_TASK DESCRIPTION_.
The lines from the one holding "Give me the" to the end of the records below, exactly as written, are the only thing to return.

Records from a dataset:
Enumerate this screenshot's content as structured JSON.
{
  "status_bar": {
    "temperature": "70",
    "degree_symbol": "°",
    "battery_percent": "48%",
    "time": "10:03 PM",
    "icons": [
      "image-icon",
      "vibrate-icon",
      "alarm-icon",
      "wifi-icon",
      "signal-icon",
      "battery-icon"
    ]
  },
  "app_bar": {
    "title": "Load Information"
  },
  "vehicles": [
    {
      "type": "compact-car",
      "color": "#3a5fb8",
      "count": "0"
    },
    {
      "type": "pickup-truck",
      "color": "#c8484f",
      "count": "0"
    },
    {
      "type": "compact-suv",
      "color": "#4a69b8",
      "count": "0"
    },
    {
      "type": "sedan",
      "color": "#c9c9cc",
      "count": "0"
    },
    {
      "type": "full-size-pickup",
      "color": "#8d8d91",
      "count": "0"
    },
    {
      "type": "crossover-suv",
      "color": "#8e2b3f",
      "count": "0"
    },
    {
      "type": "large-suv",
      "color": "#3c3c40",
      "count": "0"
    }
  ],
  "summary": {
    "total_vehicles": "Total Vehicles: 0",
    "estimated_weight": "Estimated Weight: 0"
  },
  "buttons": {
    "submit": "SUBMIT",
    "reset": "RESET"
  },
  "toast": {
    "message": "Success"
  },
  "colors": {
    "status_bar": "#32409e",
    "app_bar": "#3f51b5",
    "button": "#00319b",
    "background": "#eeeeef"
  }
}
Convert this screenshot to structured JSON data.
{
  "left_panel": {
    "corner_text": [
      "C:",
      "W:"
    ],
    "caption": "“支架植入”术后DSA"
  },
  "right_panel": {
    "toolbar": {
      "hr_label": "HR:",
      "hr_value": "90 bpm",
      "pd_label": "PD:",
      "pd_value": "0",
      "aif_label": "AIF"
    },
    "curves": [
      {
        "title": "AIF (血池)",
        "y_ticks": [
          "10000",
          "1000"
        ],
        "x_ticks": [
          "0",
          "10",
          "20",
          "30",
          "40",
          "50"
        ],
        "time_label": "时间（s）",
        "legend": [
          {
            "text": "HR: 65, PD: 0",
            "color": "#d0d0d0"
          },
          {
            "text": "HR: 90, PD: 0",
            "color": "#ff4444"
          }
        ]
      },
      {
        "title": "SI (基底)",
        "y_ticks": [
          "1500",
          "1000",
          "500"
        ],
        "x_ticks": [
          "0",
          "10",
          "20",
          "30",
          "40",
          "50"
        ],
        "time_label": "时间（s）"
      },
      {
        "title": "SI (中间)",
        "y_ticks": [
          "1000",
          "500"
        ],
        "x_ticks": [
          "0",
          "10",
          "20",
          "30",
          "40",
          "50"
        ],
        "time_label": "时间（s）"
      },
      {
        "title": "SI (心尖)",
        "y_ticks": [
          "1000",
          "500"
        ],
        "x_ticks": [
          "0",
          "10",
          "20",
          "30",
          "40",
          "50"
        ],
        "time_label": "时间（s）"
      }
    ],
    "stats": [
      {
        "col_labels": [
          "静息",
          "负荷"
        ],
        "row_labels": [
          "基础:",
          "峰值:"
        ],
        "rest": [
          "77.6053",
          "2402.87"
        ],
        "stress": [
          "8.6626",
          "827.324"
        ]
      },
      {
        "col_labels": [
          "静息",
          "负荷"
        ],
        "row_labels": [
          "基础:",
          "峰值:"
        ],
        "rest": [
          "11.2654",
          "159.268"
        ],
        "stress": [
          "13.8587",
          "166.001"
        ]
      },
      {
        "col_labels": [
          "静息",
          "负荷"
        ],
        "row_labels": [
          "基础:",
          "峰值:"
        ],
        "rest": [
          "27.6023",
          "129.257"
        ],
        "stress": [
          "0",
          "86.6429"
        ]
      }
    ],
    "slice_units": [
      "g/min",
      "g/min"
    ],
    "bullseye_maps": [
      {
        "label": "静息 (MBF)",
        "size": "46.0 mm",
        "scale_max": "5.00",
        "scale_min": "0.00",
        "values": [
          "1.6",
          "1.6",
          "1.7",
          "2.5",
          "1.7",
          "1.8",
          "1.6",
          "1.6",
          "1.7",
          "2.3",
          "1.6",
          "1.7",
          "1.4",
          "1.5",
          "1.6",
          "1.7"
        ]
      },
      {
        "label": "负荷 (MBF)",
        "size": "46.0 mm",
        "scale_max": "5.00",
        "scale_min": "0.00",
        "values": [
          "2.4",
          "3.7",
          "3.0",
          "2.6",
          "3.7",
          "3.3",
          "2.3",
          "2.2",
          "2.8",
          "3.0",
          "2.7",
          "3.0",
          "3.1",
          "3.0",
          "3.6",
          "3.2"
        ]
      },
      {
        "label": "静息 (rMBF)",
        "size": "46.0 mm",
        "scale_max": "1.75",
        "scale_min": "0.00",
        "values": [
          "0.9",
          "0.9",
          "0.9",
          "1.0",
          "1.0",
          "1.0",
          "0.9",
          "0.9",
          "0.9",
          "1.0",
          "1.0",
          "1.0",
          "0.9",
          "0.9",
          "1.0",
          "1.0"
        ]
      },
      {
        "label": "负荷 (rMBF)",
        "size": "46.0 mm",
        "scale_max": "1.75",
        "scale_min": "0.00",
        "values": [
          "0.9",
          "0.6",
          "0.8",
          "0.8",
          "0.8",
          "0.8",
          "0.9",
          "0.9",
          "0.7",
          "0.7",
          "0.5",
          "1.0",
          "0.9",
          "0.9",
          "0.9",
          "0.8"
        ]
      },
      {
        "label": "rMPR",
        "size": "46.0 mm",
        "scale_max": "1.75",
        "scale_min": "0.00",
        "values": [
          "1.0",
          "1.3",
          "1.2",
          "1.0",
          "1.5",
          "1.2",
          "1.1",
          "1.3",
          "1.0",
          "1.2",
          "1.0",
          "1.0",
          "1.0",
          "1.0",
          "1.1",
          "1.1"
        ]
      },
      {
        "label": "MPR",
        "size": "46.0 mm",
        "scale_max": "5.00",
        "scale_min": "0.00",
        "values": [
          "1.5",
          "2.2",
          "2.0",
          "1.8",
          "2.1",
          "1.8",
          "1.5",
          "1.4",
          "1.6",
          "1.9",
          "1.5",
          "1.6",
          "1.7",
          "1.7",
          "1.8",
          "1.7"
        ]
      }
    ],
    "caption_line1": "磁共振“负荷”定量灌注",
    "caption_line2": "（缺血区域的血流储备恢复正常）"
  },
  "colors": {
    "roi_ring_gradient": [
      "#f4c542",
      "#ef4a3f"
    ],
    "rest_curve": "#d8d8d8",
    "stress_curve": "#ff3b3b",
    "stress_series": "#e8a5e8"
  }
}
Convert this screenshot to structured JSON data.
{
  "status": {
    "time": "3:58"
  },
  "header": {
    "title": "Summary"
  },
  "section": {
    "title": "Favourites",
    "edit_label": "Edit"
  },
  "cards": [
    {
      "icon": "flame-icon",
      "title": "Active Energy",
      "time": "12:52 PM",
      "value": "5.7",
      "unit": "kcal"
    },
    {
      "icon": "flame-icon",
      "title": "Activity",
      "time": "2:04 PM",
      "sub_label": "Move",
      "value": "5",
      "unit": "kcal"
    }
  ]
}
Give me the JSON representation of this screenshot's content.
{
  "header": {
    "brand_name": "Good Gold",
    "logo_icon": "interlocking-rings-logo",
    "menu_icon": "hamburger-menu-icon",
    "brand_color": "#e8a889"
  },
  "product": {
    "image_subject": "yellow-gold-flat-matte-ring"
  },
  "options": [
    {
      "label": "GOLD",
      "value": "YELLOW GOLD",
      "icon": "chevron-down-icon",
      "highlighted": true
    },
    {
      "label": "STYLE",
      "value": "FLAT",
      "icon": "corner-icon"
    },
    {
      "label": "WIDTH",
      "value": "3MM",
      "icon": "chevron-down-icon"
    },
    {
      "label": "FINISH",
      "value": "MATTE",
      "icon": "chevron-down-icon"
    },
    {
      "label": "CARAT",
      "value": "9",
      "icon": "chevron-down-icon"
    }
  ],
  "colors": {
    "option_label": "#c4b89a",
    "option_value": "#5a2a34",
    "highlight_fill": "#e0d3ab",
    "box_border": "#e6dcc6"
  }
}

_ANSWER SPACE_.
Give me the JSON representation of this screenshot's content.
{
  "header": {
    "brand_name": "Good Gold",
    "logo_icon": "interlocking-rings-logo",
    "menu_icon": "hamburger-menu-icon",
    "brand_color": "#e8a889"
  },
  "product": {
    "image_subject": "yellow-gold-flat-matte-ring"
  },
  "options": [
    {
      "label": "GOLD",
      "value": "YELLOW GOLD",
      "icon": "chevron-down-icon",
      "highlighted": true
    },
    {
      "label": "STYLE",
      "value": "FLAT",
      "icon": "corner-icon"
    },
    {
      "label": "WIDTH",
      "value": "3MM",
      "icon": "chevron-down-icon"
    },
    {
      "label": "FINISH",
      "value": "MATTE",
      "icon": "chevron-down-icon"
    },
    {
      "label": "CARAT",
      "value": "9",
      "icon": "chevron-down-icon"
    }
  ],
  "colors": {
    "option_label": "#c4b89a",
    "option_value": "#5a2a34",
    "highlight_fill": "#e0d3ab",
    "box_border": "#e6dcc6"
  }
}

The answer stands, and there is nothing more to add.